Prior to joining the TSB, Mr. Vermette worked for over 13 years in civil aviation including experience as a training pilot and as a check pilot. He also has over 5 years of experience as Chief Pilot in CAR 703, 704 and 705 operations. Mr. Vermette has flown in all parts of Canada and the USA and has extensive medevac flying experience.

Class of investigation

This is a class 4 investigation. These investigations are limited in scope, and while the final reports may contain limited analysis, they do not contain findings or recommendations. Class 4 investigations are generally completed within 220 days. For more information, see the Policy on Occurrence Classification.

TSB investigation process

There are 3 phases to a TSB investigation

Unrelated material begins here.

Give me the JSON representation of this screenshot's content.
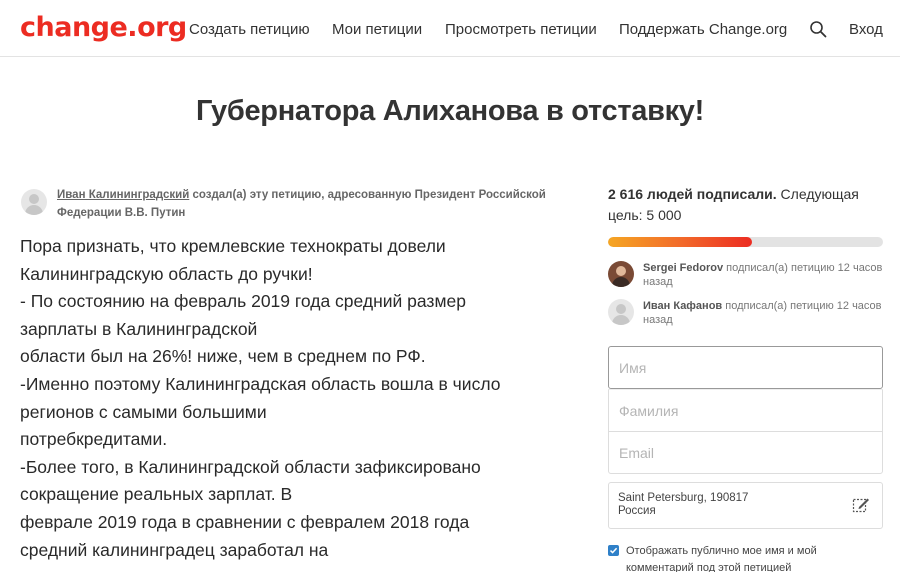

  1. Field phase: a team of investigators examines the occurrence site and wreckage, interviews witnesses and collects pertinent information.
  2. Examination and analysis phase: the TSB reviews pertinent records, tests components of the wreckage in the lab, determines the sequence of events and identifies safety deficiencies. When safety deficiencies are suspected or confirmed, the TSB advises the appropriate authority without waiting until publication of the final report.
  3. Report phase: a confidential draft report is approved by the Board and sent to persons and corporations who are directly concerned by the report. They then have the opportunity to dispute or correct information they believe to be incorrect. The Board considers all representations before approving the final report, which is subsequently released to the public.

For more information, see our Investigation process page.

The TSB is an independent agency that investigates air, marine, pipeline, and rail transportation occurrences. Its sole aim is the advancement of transportation safety. It is not the function of the Board to assign fault or determine civil or criminal liability.